REQUIRED WORK: Your response should give back each record exactly, word for word.

Saved data entries:

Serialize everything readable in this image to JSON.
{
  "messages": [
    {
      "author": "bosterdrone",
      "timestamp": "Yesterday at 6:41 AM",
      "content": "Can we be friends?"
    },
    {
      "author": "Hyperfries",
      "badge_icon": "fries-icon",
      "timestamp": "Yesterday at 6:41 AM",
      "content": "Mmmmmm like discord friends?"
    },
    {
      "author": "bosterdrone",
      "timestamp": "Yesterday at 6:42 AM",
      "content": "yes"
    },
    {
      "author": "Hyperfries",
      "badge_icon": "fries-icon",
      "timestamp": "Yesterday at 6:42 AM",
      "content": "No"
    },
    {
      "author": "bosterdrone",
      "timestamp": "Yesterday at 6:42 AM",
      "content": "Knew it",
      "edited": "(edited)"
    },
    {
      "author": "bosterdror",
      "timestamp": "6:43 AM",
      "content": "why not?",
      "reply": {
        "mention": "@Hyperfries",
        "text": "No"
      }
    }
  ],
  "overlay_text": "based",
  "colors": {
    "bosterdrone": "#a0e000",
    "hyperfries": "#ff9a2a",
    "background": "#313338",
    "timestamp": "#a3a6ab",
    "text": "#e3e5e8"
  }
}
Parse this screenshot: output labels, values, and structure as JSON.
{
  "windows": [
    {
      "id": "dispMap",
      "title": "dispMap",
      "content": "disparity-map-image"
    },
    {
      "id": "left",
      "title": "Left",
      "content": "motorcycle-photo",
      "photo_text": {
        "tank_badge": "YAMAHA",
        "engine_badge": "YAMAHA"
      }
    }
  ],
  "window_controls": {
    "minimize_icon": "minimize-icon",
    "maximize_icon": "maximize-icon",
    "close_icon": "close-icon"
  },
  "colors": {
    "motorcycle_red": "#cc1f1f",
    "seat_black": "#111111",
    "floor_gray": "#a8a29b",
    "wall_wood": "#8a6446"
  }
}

ANSWER TO THIS EXERCISE:
Serialize everything readable in this image to JSON.
{
  "messages": [
    {
      "author": "bosterdrone",
      "timestamp": "Yesterday at 6:41 AM",
      "content": "Can we be friends?"
    },
    {
      "author": "Hyperfries",
      "badge_icon": "fries-icon",
      "timestamp": "Yesterday at 6:41 AM",
      "content": "Mmmmmm like discord friends?"
    },
    {
      "author": "bosterdrone",
      "timestamp": "Yesterday at 6:42 AM",
      "content": "yes"
    },
    {
      "author": "Hyperfries",
      "badge_icon": "fries-icon",
      "timestamp": "Yesterday at 6:42 AM",
      "content": "No"
    },
    {
      "author": "bosterdrone",
      "timestamp": "Yesterday at 6:42 AM",
      "content": "Knew it",
      "edited": "(edited)"
    },
    {
      "author": "bosterdror",
      "timestamp": "6:43 AM",
      "content": "why not?",
      "reply": {
        "mention": "@Hyperfries",
        "text": "No"
      }
    }
  ],
  "overlay_text": "based",
  "colors": {
    "bosterdrone": "#a0e000",
    "hyperfries": "#ff9a2a",
    "background": "#313338",
    "timestamp": "#a3a6ab",
    "text": "#e3e5e8"
  }
}
Parse this screenshot: output labels, values, and structure as JSON.
{
  "windows": [
    {
      "id": "dispMap",
      "title": "dispMap",
      "content": "disparity-map-image"
    },
    {
      "id": "left",
      "title": "Left",
      "content": "motorcycle-photo",
      "photo_text": {
        "tank_badge": "YAMAHA",
        "engine_badge": "YAMAHA"
      }
    }
  ],
  "window_controls": {
    "minimize_icon": "minimize-icon",
    "maximize_icon": "maximize-icon",
    "close_icon": "close-icon"
  },
  "colors": {
    "motorcycle_red": "#cc1f1f",
    "seat_black": "#111111",
    "floor_gray": "#a8a29b",
    "wall_wood": "#8a6446"
  }
}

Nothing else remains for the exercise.